What can emerge out of the current issues that we are facing within the 21st century, confronting today’s prevailing beliefs, ideologies and perspectives.
Why this collection of artists?
Iconoclasts explores the experimental and often transformational practices of these artists, who use a myriad of diverse image-making techniques, from branding imagery onto human skin, to weaving 1000s of crow feathers, to embroidering onto vintage photographs. Their interpretations and references hold contemporary significance and give us an opportunity to reflect.
Where do you start with a project like this?
We often work concurrently on a few shows, so we have the flexibility to continue shaping them. Bringing together this distinct group of artists seemed very relevant right now. Like any good recipe, starting with a few artists we felt were current, we start building, layering the Iconoclastic myriad cake.
What makes this group worthy of the iconoclasts title?
While this group cannot be described as iconoclasts in the traditional sense of the word, they are all driven by an iconoclastic urge, which manifests itself in the intriguingly diverse and often destructive ways they produce art.
How does this exhibition reflect or go against the grain of the current art landscape in the UK?
This exhibition, you might say does both. In more traditional galleries you’re unlikely to find artists whose works challenge on so many levels, whether it’s the medium, the process or the resources they use.
In contemporary galleries and institutions, artists are being more celebrated for their wide-ranging appropriation, their distinctive voices.
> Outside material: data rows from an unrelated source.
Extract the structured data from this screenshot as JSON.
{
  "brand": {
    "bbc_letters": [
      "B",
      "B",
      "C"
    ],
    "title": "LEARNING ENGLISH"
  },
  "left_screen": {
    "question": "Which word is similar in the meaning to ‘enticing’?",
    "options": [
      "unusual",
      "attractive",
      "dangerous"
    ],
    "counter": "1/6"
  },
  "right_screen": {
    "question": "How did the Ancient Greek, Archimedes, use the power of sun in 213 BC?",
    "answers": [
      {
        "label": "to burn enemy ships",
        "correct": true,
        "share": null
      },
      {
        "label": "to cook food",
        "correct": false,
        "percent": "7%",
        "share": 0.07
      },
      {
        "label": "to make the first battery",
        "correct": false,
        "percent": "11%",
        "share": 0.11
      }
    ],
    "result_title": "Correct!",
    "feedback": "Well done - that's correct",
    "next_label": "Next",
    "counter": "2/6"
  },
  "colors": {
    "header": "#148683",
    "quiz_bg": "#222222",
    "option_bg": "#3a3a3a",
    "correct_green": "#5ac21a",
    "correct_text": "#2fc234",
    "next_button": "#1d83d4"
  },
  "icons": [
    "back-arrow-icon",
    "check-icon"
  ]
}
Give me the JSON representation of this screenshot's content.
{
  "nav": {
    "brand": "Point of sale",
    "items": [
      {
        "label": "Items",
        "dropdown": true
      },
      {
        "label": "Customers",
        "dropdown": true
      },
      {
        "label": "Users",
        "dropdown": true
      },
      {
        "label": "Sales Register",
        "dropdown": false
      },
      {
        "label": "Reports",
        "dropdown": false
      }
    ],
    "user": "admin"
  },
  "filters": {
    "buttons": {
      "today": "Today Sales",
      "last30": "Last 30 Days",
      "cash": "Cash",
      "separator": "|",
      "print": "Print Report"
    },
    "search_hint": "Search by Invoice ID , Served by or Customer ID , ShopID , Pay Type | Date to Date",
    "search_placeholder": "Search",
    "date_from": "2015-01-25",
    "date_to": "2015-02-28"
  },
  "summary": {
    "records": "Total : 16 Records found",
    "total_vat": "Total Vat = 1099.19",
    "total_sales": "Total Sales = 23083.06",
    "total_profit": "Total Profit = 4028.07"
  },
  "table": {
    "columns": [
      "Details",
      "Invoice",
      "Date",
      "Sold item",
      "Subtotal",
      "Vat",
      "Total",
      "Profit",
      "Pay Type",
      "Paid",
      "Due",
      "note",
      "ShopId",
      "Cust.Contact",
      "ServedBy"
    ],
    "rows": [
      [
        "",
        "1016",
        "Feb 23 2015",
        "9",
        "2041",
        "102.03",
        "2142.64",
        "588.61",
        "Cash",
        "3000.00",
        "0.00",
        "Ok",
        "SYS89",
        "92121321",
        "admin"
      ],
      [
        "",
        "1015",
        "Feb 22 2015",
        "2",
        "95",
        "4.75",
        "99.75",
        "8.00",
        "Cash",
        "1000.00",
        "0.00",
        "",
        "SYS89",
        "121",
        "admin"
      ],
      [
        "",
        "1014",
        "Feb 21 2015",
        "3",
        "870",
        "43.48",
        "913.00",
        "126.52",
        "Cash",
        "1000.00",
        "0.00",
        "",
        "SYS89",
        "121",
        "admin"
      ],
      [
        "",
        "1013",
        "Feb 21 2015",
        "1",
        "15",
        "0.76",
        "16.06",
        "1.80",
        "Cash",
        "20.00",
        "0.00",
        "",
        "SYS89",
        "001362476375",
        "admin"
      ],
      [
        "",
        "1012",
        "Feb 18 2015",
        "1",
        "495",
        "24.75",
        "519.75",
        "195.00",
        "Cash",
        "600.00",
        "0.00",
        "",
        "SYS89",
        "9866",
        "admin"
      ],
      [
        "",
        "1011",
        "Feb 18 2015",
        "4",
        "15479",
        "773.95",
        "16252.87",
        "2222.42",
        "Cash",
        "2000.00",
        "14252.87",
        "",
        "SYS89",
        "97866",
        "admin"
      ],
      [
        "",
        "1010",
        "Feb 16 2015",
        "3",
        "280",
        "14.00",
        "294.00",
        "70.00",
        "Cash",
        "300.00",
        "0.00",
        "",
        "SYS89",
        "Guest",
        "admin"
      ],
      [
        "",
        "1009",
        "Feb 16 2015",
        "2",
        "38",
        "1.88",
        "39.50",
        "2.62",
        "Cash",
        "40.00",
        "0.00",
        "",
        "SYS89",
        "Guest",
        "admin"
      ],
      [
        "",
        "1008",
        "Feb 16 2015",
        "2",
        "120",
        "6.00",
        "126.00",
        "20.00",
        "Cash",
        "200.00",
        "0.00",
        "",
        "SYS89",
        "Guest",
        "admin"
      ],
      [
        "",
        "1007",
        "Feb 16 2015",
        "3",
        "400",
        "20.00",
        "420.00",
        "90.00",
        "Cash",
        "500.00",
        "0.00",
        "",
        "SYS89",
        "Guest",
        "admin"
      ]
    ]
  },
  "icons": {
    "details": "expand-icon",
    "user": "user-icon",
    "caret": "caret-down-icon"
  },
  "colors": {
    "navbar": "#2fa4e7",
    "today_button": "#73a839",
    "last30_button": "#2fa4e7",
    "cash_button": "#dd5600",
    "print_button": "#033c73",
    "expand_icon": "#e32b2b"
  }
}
It’s a very important time to be an artist, the current art landscape is a direct overflow, reflecting on what is happening globally, culturally, politically. Artists have enormous freedom and we have a responsibility to listen.
Some of the pieces were produced using very unusual techniques; which artists stood out to you for this reason?
Alexi Wynn Williams sculpture, Echoes of the Kill, is an oversized butcher’s block with a forest like installation of wax forms rising up off it. The forms were created from filling the negative space of lungs with molten wax, poured directly into the airways of dead cattle and horses. These casts were then put through a maceration process which uses acid to dissolve the flesh and reveal the wax forms. The viewer approaches the work without knowledge of what they are engaging in.
Echoes of the Kill blurs boundaries and explores the boarders of where something stops to exist in one way and takes on new meaning. It’s beautiful, surprisingly arresting.
Which piece in the exhibition made the biggest impression on you?
Thomas Mailaender’s series, Illustrated People. He is the unparalleled master of re-appropriating unclassifiable imagery in a completely new and often totally unexpected way. Mailaender brings a real sense of playfulness and freedom to his work.
In the series Illustrated People, original negatives from the archive of modern conflict’s collection are placed onto the skin of obliging models, friends, even his wife, before projecting a powerful UV lamp over them. The result reveals a fleeting picture on the skin’s surface, which he photographs, before exposure to daylight causes them to eventually disappear. It’s very clever, very much out of the mainstream!
Saatchi Gallery has two shows in the planning stages for next year:
Known Unknowns – showcasing artists well-established in the Gallery’s collection alongside those that are fresher,Known Unknowns will bring the two collections into dialogue, offering visitors an opportunity to reassess and reposition our global community.
Black Mirror: Art as Social Satire – this playful show offers an in-depth look at the Saatchi collection, using art as a tool for political and satirical critique.
You can catch Iconoclasts: Art Out of the Mainstream until 7 January 2018.